“The Court acknowledged that although staff time was required to prepare the records in question for inspection, the Court determined the law is clear: charges associated with staff time in complying with a request to inspect are not authorized,” Young wrote.
“Since no staff time or other State resources are required when a person makes a copy of a record with a personal device, such as a cellphone or camera, there is no justification for charging a fee in order to recover costs. This is now the law and we must modify our practices and procedures accordingly,” she wrote.
The governor’s decision dovetails with the opinions of First Amendment advocates, the Vermont chapter of the American Civil Liberties Union and Secretary of State Jim Condos.
Vermont Attorney General TJ Donovan takes the opposite view. While Donovan concedes that public inspection of records must be free, he says copying those records — even if it’s done using the requester’s personal device — triggers the same charges that would be incurred if the state were making the copies.
Members of the public who inspect records at the Attorney General’s office are provided with a new protocol: “You may inspect records free of charge. Copying records will incur applicable charges. To copy shall mean the use of scanning devices, thumb drives, cameras, or cell phones during inspection.”
VTDigger, through an attorney, sent a letter to the Attorney General’s office last month arguing that the policy was illegal, and requesting it “cease imposing such charges immediately.”
“An agency may not charge someone who has not submitted a ‘request for a copy,’” wrote Stephen Coteus, who represents VTDigger from the Montpelier law firm Tarrant, Gillies & Richardson. “The fact that a requester who is inspecting records captures a lasting image of the record — with his own device, at his own cost and burden — does not somehow mean that he has requested a copy from the agency.”
On Oct. 24, Donovan followed up on the letter with a call to Dan Richardson, a senior partner at the firm, suggesting a meeting to work out a legislative fix that would shield the Attorney General’s Office from voluminous requests from for-profit entities. VTDigger editors asked Donovan to contact the news organization directly about a potential fix. He has not yet responded to the organization’s request.
In an interview Friday, Nov. 15, about Scott’s directive, Donovan confirmed that his office has not changed its policy. “If there’s a disagreement, that’s fine, let’s go to the Legislature to get clarity,” the attorney general said.
Last month, in response to criticism of the AG’s policy, Donovan wrote an op-ed outlining his concern that allowing photographing of records would require an agency to devote significant staff time and resources to preparing records without any way to recoup costs.

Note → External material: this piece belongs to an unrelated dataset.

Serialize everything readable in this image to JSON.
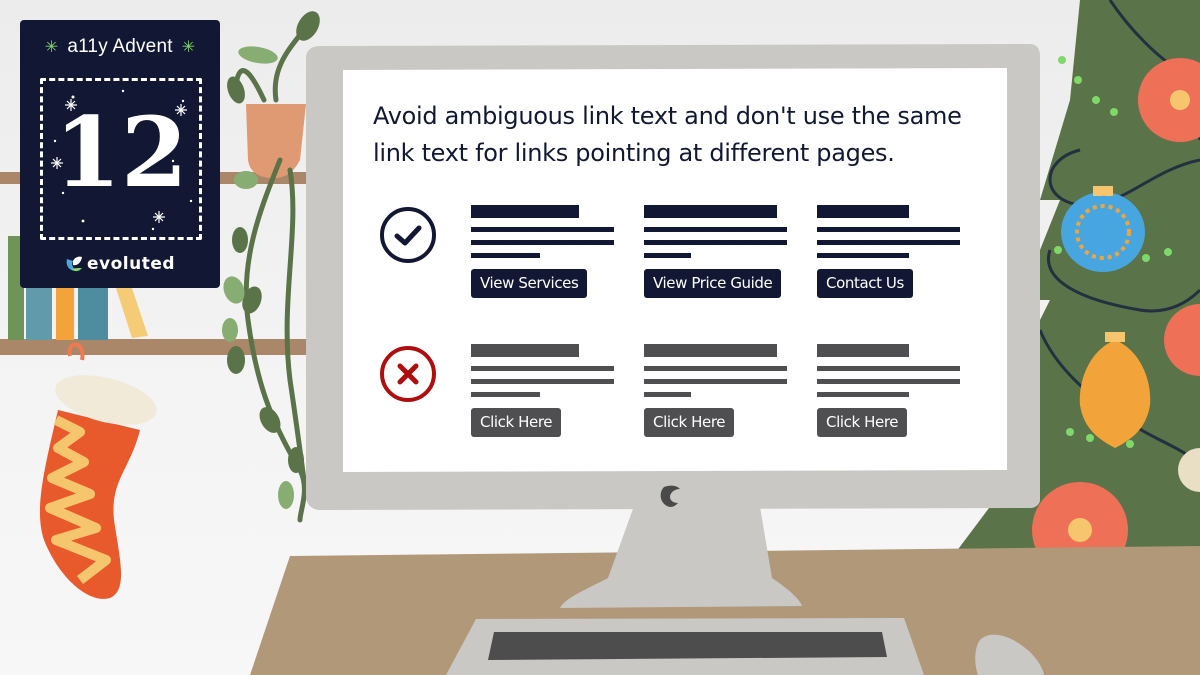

“This is also time that my team could be spending on protecting consumers, addressing the opioid epidemic, advocating for civil rights, and ensuring that we have access to clean water and clean air,” he wrote.
“There is a cost to Vermonters associated with diverting attorney time and resources from my office’s mission.”
Moreover, he wrote, “Most of the requests for records possessed by the Attorney General’s Office are from private law firms and companies.”
VTDigger found that claim to be “mostly false” in a fact check article, in part because the AG was counting nonprofits and a university law school as “private law firms and companies.”
Donovan and Condos have both come out in support of creating a public records ombudsman office in state government to ensure that public records policies are enforced properly and consistently across agencies. Scott opposes the idea, arguing that it’s an unnecessary bureaucratic burden.
“I think we can handle this in-house,” Scott said at a press conference last month. “I don’t know why we would need a whole new office to do this.”